touched the ground. . The young performers, singly, twisted their bodies with a quickness and flexibility which it would be difficult to imitate in a less relaxing climate. Some of the movements produced sensations by no means j. as they conveyed the idea of occasioning uneasiness to the actors. After this, six or seven professed dancers appeared on the stage. They were dressed like the gay damsels on the coast of Coromandel; but the greater part of them appeared not te be females, and an inferiority of gesticulation was visible in the style of their performance. Two men, raised upon stilts, walked in amongst them, &#. a most gigantic stature ; pieces of bamboo were tied round their legs, reaching only a little above the knee, and elevating them three feet from the ground; they moved slowly, without much ease, and had ...; to support them but the equipoise of their own bodies: a man then appeared masked, armed with a sword and switch, and habited in the old Portuguese dress; two others, resembling Dutchmen, and masked, preceded, who skipped about and drove all before them in an imperative manner; groupes of horrible masks, set with teeth, one of which had the head and proboscis of an elephant, followed; the persons who bore them carried lighted torches in each hand, those they whirled rapidly round, alternately lighting and extinguishing them in the course of their revolutions; these personified devils, and sometimes laughed to excess, but said little; imitations of wild animals next appeared; “but the prettiest part of the entertainment was a circular dance, by twelve children about ten years of age; they danced opposite to one another, two and two, all curtsied at one time down to the ground, shook their whole bodies with their hands fixed in their sides, and kept time to the music with two little clattering sticks, one in each hand.
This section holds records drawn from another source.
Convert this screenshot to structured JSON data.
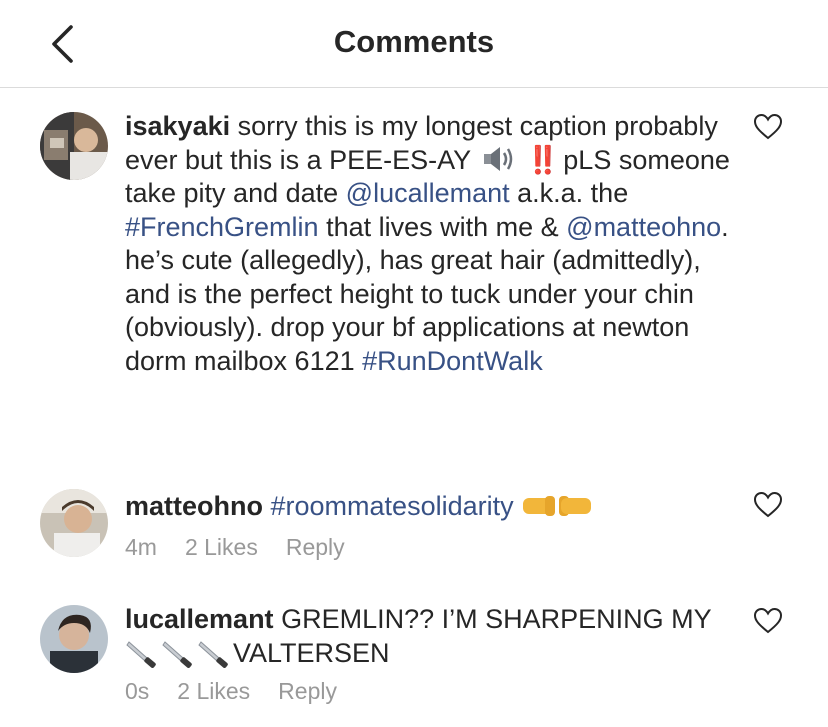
{
  "header": {
    "title": "Comments",
    "back_icon": "chevron-left-icon"
  },
  "caption": {
    "username": "isakyaki",
    "text_1": " sorry this is my longest caption probably ever but this is a PEE-ES-AY ",
    "speaker_icon": "speaker-emoji-icon",
    "bang": "‼️",
    "text_2": " pLS someone take pity and date ",
    "mention_1": "@lucallemant",
    "text_3": " a.k.a. the ",
    "hashtag_1": "#FrenchGremlin",
    "text_4": " that lives with me & ",
    "mention_2": "@matteohno",
    "text_5": ". he’s cute (allegedly), has great hair (admittedly), and is the perfect height to tuck under your chin (obviously). drop your bf applications at newton dorm mailbox 6121 ",
    "hashtag_2": "#RunDontWalk",
    "like_icon": "heart-outline-icon"
  },
  "comments": [
    {
      "username": "matteohno",
      "hashtag": "#roommatesolidarity",
      "emoji": "fist-bump-emoji-icon",
      "time": "4m",
      "likes": "2 Likes",
      "reply": "Reply",
      "like_icon": "heart-outline-icon"
    },
    {
      "username": "lucallemant",
      "text_1": " GREMLIN?? I’M SHARPENING MY ",
      "emoji": "knife-emoji-icon",
      "text_2": "VALTERSEN",
      "time": "0s",
      "likes": "2 Likes",
      "reply": "Reply",
      "like_icon": "heart-outline-icon"
    }
  ]
}
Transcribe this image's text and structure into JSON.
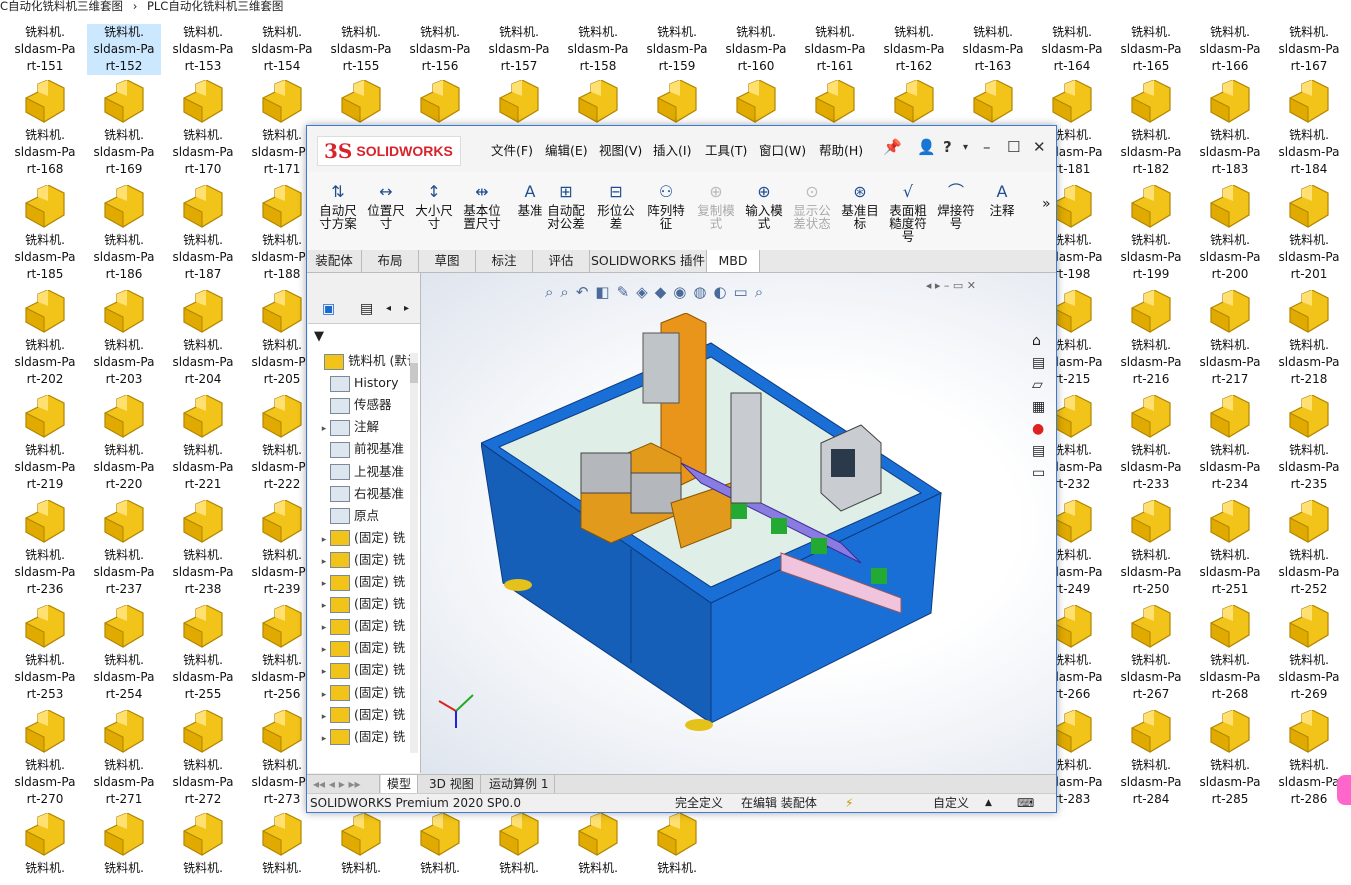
{
  "breadcrumb": [
    "C自动化铣料机三维套图",
    "›",
    "PLC自动化铣料机三维套图"
  ],
  "files": {
    "prefix": "铣料机.",
    "mid": "sldasm-Pa",
    "row1": [
      "rt-151",
      "rt-152",
      "rt-153",
      "rt-154",
      "rt-155",
      "rt-156",
      "rt-157",
      "rt-158",
      "rt-159",
      "rt-160",
      "rt-161",
      "rt-162",
      "rt-163",
      "rt-164",
      "rt-165",
      "rt-166",
      "rt-167"
    ],
    "row2": [
      "rt-168",
      "rt-169",
      "rt-170",
      "rt-171",
      "",
      "",
      "",
      "",
      "",
      "",
      "",
      "",
      "",
      "rt-181",
      "rt-182",
      "rt-183",
      "rt-184"
    ],
    "row3": [
      "rt-185",
      "rt-186",
      "rt-187",
      "rt-188",
      "",
      "",
      "",
      "",
      "",
      "",
      "",
      "",
      "",
      "rt-198",
      "rt-199",
      "rt-200",
      "rt-201"
    ],
    "row4": [
      "rt-202",
      "rt-203",
      "rt-204",
      "rt-205",
      "",
      "",
      "",
      "",
      "",
      "",
      "",
      "",
      "",
      "rt-215",
      "rt-216",
      "rt-217",
      "rt-218"
    ],
    "row5": [
      "rt-219",
      "rt-220",
      "rt-221",
      "rt-222",
      "",
      "",
      "",
      "",
      "",
      "",
      "",
      "",
      "",
      "rt-232",
      "rt-233",
      "rt-234",
      "rt-235"
    ],
    "row6": [
      "rt-236",
      "rt-237",
      "rt-238",
      "rt-239",
      "",
      "",
      "",
      "",
      "",
      "",
      "",
      "",
      "",
      "rt-249",
      "rt-250",
      "rt-251",
      "rt-252"
    ],
    "row7": [
      "rt-253",
      "rt-254",
      "rt-255",
      "rt-256",
      "",
      "",
      "",
      "",
      "",
      "",
      "",
      "",
      "",
      "rt-266",
      "rt-267",
      "rt-268",
      "rt-269"
    ],
    "row8": [
      "rt-270",
      "rt-271",
      "rt-272",
      "rt-273",
      "",
      "",
      "",
      "",
      "",
      "",
      "",
      "",
      "",
      "rt-283",
      "rt-284",
      "rt-285",
      "rt-286"
    ]
  },
  "sw": {
    "logo_ds": "3S",
    "logo_name": "SOLIDWORKS",
    "menus": [
      "文件(F)",
      "编辑(E)",
      "视图(V)",
      "插入(I)",
      "工具(T)",
      "窗口(W)",
      "帮助(H)"
    ],
    "toolbar": [
      "自动尺\n寸方案",
      "位置尺\n寸",
      "大小尺\n寸",
      "基本位\n置尺寸",
      "基准",
      "自动配\n对公差",
      "形位公\n差",
      "阵列特\n征",
      "复制模\n式",
      "输入模\n式",
      "显示公\n差状态",
      "基准目\n标",
      "表面粗\n糙度符\n号",
      "焊接符\n号",
      "注释"
    ],
    "tabs": [
      "装配体",
      "布局",
      "草图",
      "标注",
      "评估",
      "SOLIDWORKS 插件",
      "MBD"
    ],
    "tree": [
      "铣料机 (默认",
      "History",
      "传感器",
      "注解",
      "前视基准",
      "上视基准",
      "右视基准",
      "原点",
      "(固定) 铣",
      "(固定) 铣",
      "(固定) 铣",
      "(固定) 铣",
      "(固定) 铣",
      "(固定) 铣",
      "(固定) 铣",
      "(固定) 铣",
      "(固定) 铣",
      "(固定) 铣"
    ],
    "bottom_tabs": [
      "模型",
      "3D 视图",
      "运动算例 1"
    ],
    "status": {
      "product": "SOLIDWORKS Premium 2020 SP0.0",
      "state": "完全定义",
      "mode": "在编辑 装配体",
      "units": "自定义"
    }
  }
}
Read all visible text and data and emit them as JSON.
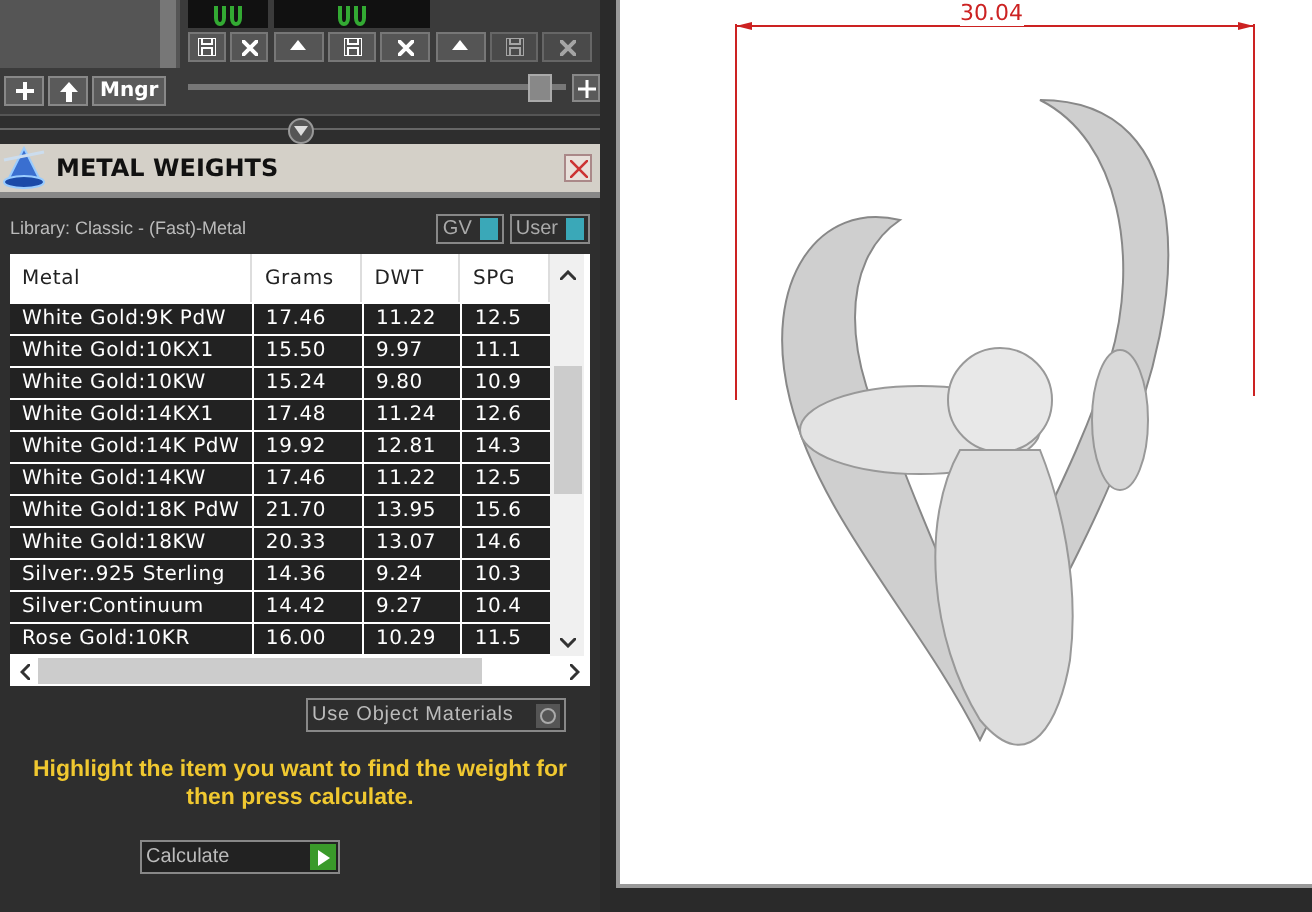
{
  "top_toolbar": {
    "manager_button": "Mngr",
    "thumbnails": [
      {
        "kind": "partial"
      },
      {
        "kind": "full"
      },
      {
        "kind": "empty"
      }
    ],
    "zoom_slider": {
      "level": 0.95
    }
  },
  "panel": {
    "title": "METAL WEIGHTS",
    "library": "Library: Classic - (Fast)-Metal",
    "toggles": [
      {
        "label": "GV",
        "on": true
      },
      {
        "label": "User",
        "on": true
      }
    ],
    "table": {
      "columns": [
        "Metal",
        "Grams",
        "DWT",
        "SPG"
      ],
      "rows": [
        [
          "White Gold:9K PdW",
          "17.46",
          "11.22",
          "12.5"
        ],
        [
          "White Gold:10KX1",
          "15.50",
          "9.97",
          "11.1"
        ],
        [
          "White Gold:10KW",
          "15.24",
          "9.80",
          "10.9"
        ],
        [
          "White Gold:14KX1",
          "17.48",
          "11.24",
          "12.6"
        ],
        [
          "White Gold:14K PdW",
          "19.92",
          "12.81",
          "14.3"
        ],
        [
          "White Gold:14KW",
          "17.46",
          "11.22",
          "12.5"
        ],
        [
          "White Gold:18K PdW",
          "21.70",
          "13.95",
          "15.6"
        ],
        [
          "White Gold:18KW",
          "20.33",
          "13.07",
          "14.6"
        ],
        [
          "Silver:.925 Sterling",
          "14.36",
          "9.24",
          "10.3"
        ],
        [
          "Silver:Continuum",
          "14.42",
          "9.27",
          "10.4"
        ],
        [
          "Rose Gold:10KR",
          "16.00",
          "10.29",
          "11.5"
        ]
      ]
    },
    "use_object_materials": {
      "label": "Use Object Materials",
      "checked": false
    },
    "hint": "Highlight the item you want to find the weight for then press calculate.",
    "calculate": "Calculate"
  },
  "viewport": {
    "dimension": "30.04"
  }
}
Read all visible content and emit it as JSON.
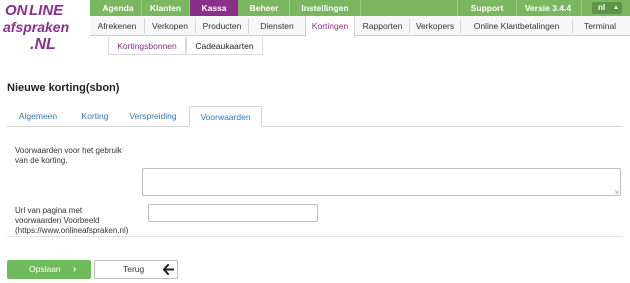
{
  "logo": {
    "text": "ONLINE afspraken.NL",
    "line1": "ON",
    "line2": "LINE",
    "line3": "afspraken",
    "line4": ".NL"
  },
  "topnav": {
    "items": [
      "Agenda",
      "Klanten",
      "Kassa",
      "Beheer",
      "Instellingen"
    ],
    "active": "Kassa",
    "support": "Support",
    "version": "Versie 3.4.4",
    "language": "nl"
  },
  "subnav": {
    "items": [
      "Afrekenen",
      "Verkopen",
      "Producten",
      "Diensten",
      "Kortingen",
      "Rapporten",
      "Verkopers",
      "Online Klantbetalingen",
      "Terminal"
    ],
    "active": "Kortingen"
  },
  "subsubnav": {
    "items": [
      "Kortingsbonnen",
      "Cadeaukaarten"
    ],
    "active": "Kortingsbonnen"
  },
  "page": {
    "title": "Nieuwe korting(sbon)"
  },
  "tabs": {
    "items": [
      "Algemeen",
      "Korting",
      "Verspreiding",
      "Voorwaarden"
    ],
    "active": "Voorwaarden"
  },
  "form": {
    "terms_label": "Voorwaarden voor het gebruik van de korting.",
    "terms_label_line1": "Voorwaarden voor het gebruik",
    "terms_label_line2": "van de korting.",
    "terms_value": "",
    "url_label_line1": "Url van pagina met",
    "url_label_line2": "voorwaarden Voorbeeld",
    "url_label_line3": "(https://www.onlineafspraken.nl)",
    "url_value": ""
  },
  "buttons": {
    "save": "Opslaan",
    "back": "Terug"
  },
  "colors": {
    "brand_purple": "#8c2f8a",
    "nav_green": "#7bb661",
    "save_green": "#6dbb5a",
    "tab_blue": "#3277b5"
  }
}
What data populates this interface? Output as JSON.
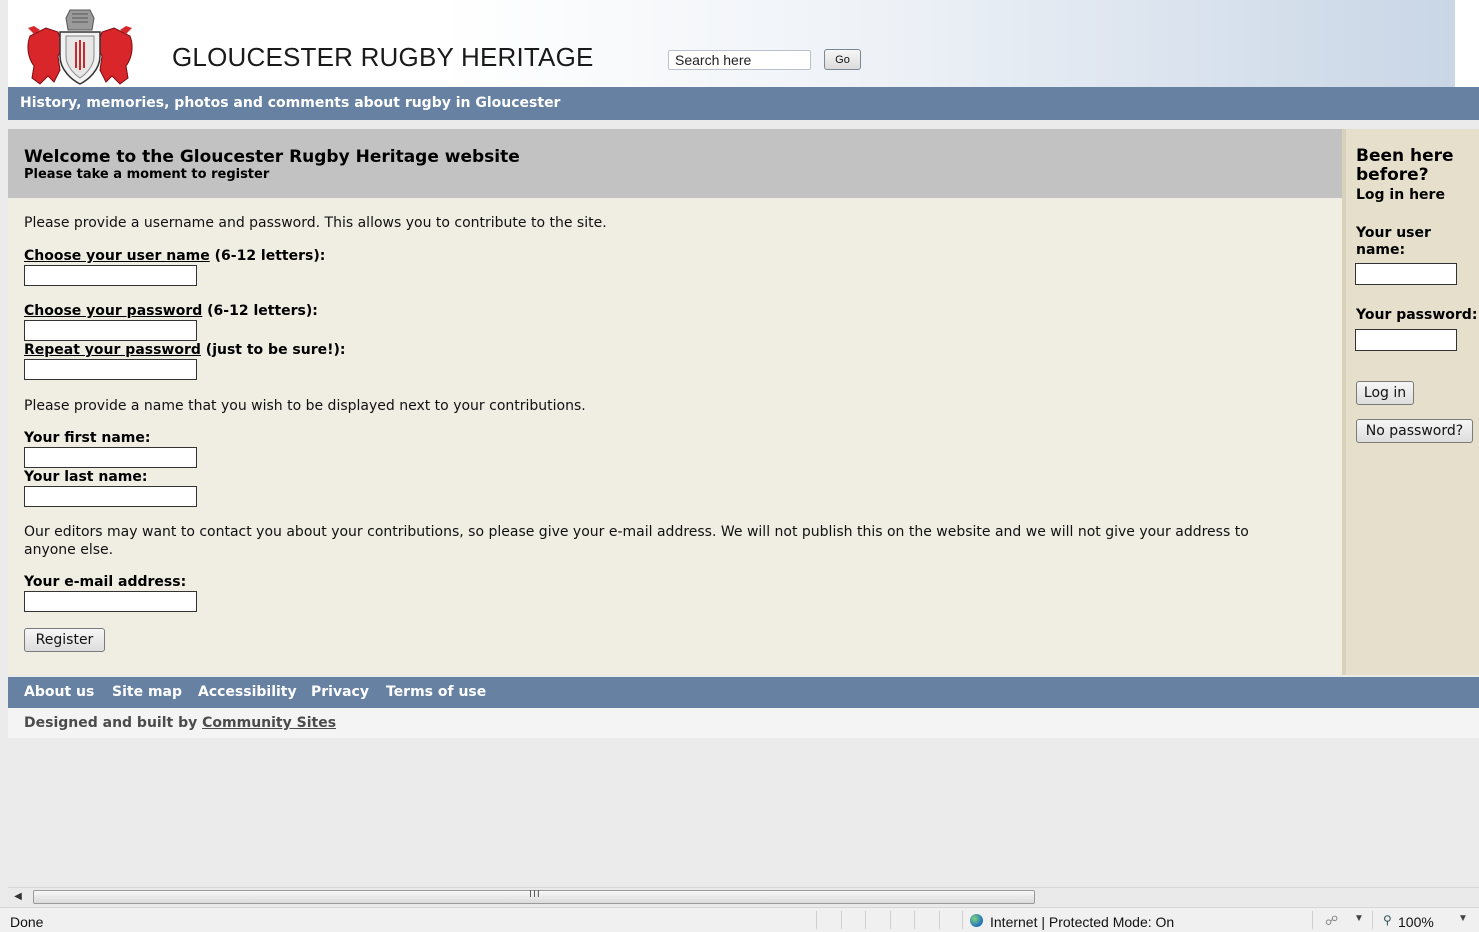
{
  "header": {
    "site_title": "GLOUCESTER RUGBY HERITAGE",
    "search_placeholder": "Search here",
    "search_value": "Search here",
    "go_label": "Go",
    "tagline": "History, memories, photos and comments about rugby in Gloucester"
  },
  "main": {
    "welcome_title": "Welcome to the Gloucester Rugby Heritage website",
    "welcome_subtitle": "Please take a moment to register",
    "intro_text": "Please provide a username and password. This allows you to contribute to the site.",
    "username_label_u": "Choose your user name",
    "username_label_rest": " (6-12 letters):",
    "password_label_u": "Choose your password",
    "password_label_rest": " (6-12 letters):",
    "repeat_label_u": "Repeat your password",
    "repeat_label_rest": " (just to be sure!):",
    "name_text": "Please provide a name that you wish to be displayed next to your contributions.",
    "first_name_label": "Your first name:",
    "last_name_label": "Your last name:",
    "email_text_line1": "Our editors may want to contact you about your contributions, so please give your e-mail address. We will not publish this on the website and we will not give your address to",
    "email_text_line2": "anyone else.",
    "email_label": "Your e-mail address:",
    "register_label": "Register"
  },
  "sidebar": {
    "heading": "Been here before?",
    "subheading": "Log in here",
    "user_label": "Your user name:",
    "password_label": "Your password:",
    "login_label": "Log in",
    "nopassword_label": "No password?"
  },
  "footer": {
    "links": [
      "About us",
      "Site map",
      "Accessibility",
      "Privacy",
      "Terms of use"
    ],
    "credit_prefix": "Designed and built by ",
    "credit_link": "Community Sites"
  },
  "browser": {
    "status": "Done",
    "zone": "Internet | Protected Mode: On",
    "zoom": "100%",
    "scroll_grip": "III"
  },
  "colors": {
    "nav_bar": "#6781a3",
    "main_bg": "#f0ede3",
    "welcome_bg": "#c2c2c2",
    "sidebar_bg": "#e5dfcc"
  },
  "icons": {
    "logo": "crest-lions-shield-icon",
    "zone": "globe-icon",
    "zoom": "magnifier-icon"
  }
}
Going swiftly round, being neatly dressed, of one size, and perfect in the performance, this youthful dance produced a very pleasing effect, and brought to remembrance the pictures of the fleeting hours.” Captain Cook relates, in the second volume of the account of his voyage to the Pacific Ocean and the Sandwich Islands, that the natives play at bowls with pieces of whetstone, in shape resembling a small cheese, rounded at the edges, highly polished, and weighing about a pound. “They also use, in the manner that we throw quoits, small, flat, round pieces of the writing-slate, of the diameter of the